Marriages in St. Clair Shores, Michigan, start with proposals, followed by beautiful weddings and then adventurous honeymoons. Some then have decades of domestic bliss. Others, however, end acrimoniously in divorce. Nationally, 40 to 50 percent of all marriages are ended when the husband or the wife files for divorce, and until death do they part becomes until court do they part. Recent research has shown that although December is the month with the lowest rate of divorce, January is the month with the highest rate of divorce.
The two rates may be related. When one marital partner wants a divorce, and make that decision in the autumn, they may delay it through the holidays in order to avoid ruining the holidays. Yet, as the holidays happen, they may experience time with their in-laws, with that time renewing their desire to divorce.

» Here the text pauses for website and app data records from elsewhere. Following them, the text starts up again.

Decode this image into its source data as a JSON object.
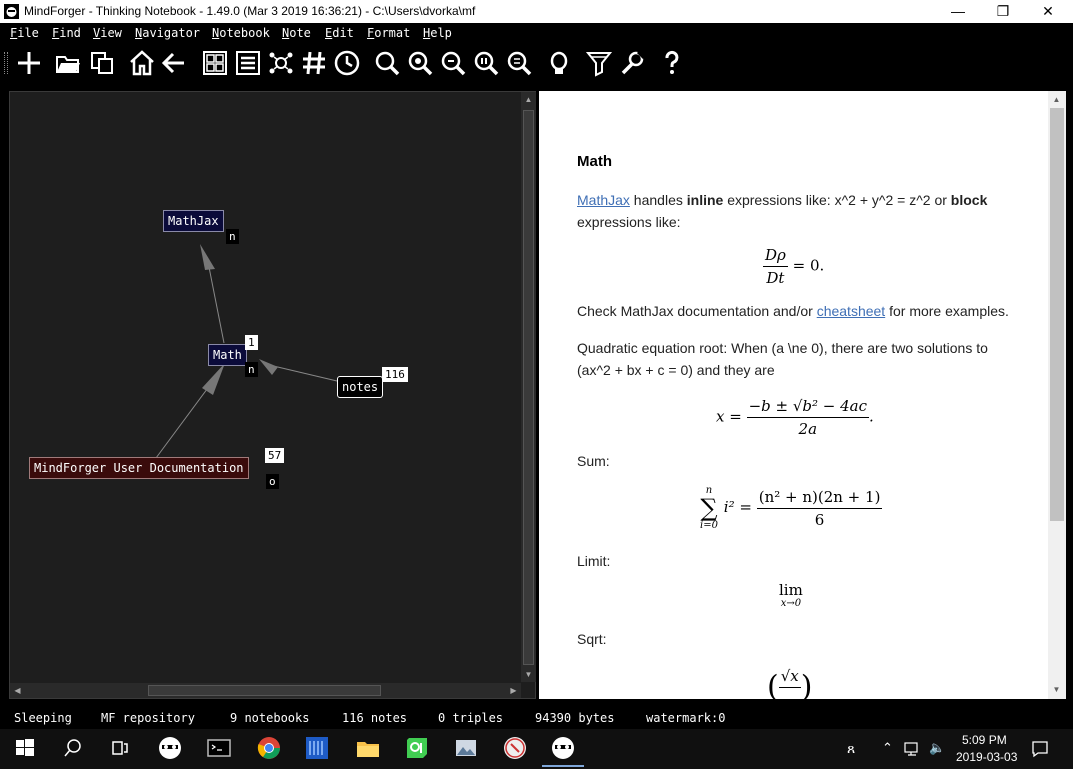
{
  "window": {
    "title": "MindForger - Thinking Notebook - 1.49.0 (Mar  3 2019 16:36:21) - C:\\Users\\dvorka\\mf",
    "minimize": "—",
    "maximize": "❐",
    "close": "✕"
  },
  "menu": [
    "File",
    "Find",
    "View",
    "Navigator",
    "Notebook",
    "Note",
    "Edit",
    "Format",
    "Help"
  ],
  "toolbar": {
    "icons": [
      "new-icon",
      "open-folder-icon",
      "copy-icon",
      "home-icon",
      "back-arrow-icon",
      "grid-view-icon",
      "list-view-icon",
      "navigator-icon",
      "hashtag-icon",
      "clock-icon",
      "find-icon",
      "find-text-icon",
      "find-exact-icon",
      "find-regexp-icon",
      "find-tag-icon",
      "think-icon",
      "filter-icon",
      "settings-icon",
      "help-icon"
    ]
  },
  "graph": {
    "nodes": [
      {
        "label": "MathJax",
        "badges": [
          "n"
        ]
      },
      {
        "label": "Math",
        "badges": [
          "1",
          "n"
        ]
      },
      {
        "label": "notes",
        "badges": [
          "116"
        ]
      },
      {
        "label": "MindForger User Documentation",
        "badges": [
          "57",
          "o"
        ]
      }
    ]
  },
  "document": {
    "heading": "Math",
    "p1_link": "MathJax",
    "p1_a": " handles ",
    "p1_b": "inline",
    "p1_c": " expressions like: x^2 + y^2 = z^2 or ",
    "p1_d": "block",
    "p1_e": " expressions like:",
    "eq1_num": "Dρ",
    "eq1_den": "Dt",
    "eq1_rest": "= 0.",
    "p2_a": "Check MathJax documentation and/or ",
    "p2_link": "cheatsheet",
    "p2_b": " for more examples.",
    "p3": "Quadratic equation root: When (a \\ne 0), there are two solutions to (ax^2 + bx + c = 0) and they are",
    "eq2_lhs": "x =",
    "eq2_num": "−b ± √b² − 4ac",
    "eq2_den": "2a",
    "eq2_end": ".",
    "sum_label": "Sum:",
    "eq3_top": "n",
    "eq3_sigma": "∑",
    "eq3_bottom": "i=0",
    "eq3_mid": "i² =",
    "eq3_num": "(n² + n)(2n + 1)",
    "eq3_den": "6",
    "limit_label": "Limit:",
    "eq4_lim": "lim",
    "eq4_sub": "x→0",
    "sqrt_label": "Sqrt:",
    "eq5": "√x"
  },
  "status": [
    "Sleeping",
    "MF repository",
    "9 notebooks",
    "116 notes",
    "0 triples",
    "94390 bytes",
    "watermark:0"
  ],
  "taskbar": {
    "icons": [
      "windows-start-icon",
      "search-icon",
      "task-view-icon",
      "mindforger-icon",
      "terminal-icon",
      "chrome-icon",
      "visual-studio-icon",
      "file-explorer-icon",
      "qt-creator-icon",
      "photo-icon",
      "compass-icon",
      "mindforger-active-icon"
    ],
    "time": "5:09 PM",
    "date": "2019-03-03"
  },
  "colors": {
    "graph_bg": "#1e1e1e",
    "link": "#3f6fb5",
    "node_blue": "#0b0b3a",
    "node_red": "#3a0b0b"
  }
}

Unfortunately, this pattern of making nice over December holidays and then filing for divorce in January can really make the other marital partner feel like the divorce was filed for out of the blue. After all, across the holidays it seemed like everything was great and everyone was getting along. In fact, however, the marital partner who was planning on filing for divorce in January was simply putting on a happy face while counting the days.
On the other hand, the marital partner who is planning a divorce can use December holidays as a way to try to save the marriage. After all, those holidays will be a period in which they can spend more quality time with the person they are married to than is usually possible. The two of them can talk, try to reconnect and try to get their lives together back on a path that can be a source of happiness for both of them. In cases where there is no actual mistreatment of one by the other, efforts at reconciliation can be worth the effort. If it doesn't work, you can call your attorney and start the divorce.
Source: WNEM, "Research: Divorces tend to spike in January," Jonathan Jackson, Jan. 02, 2018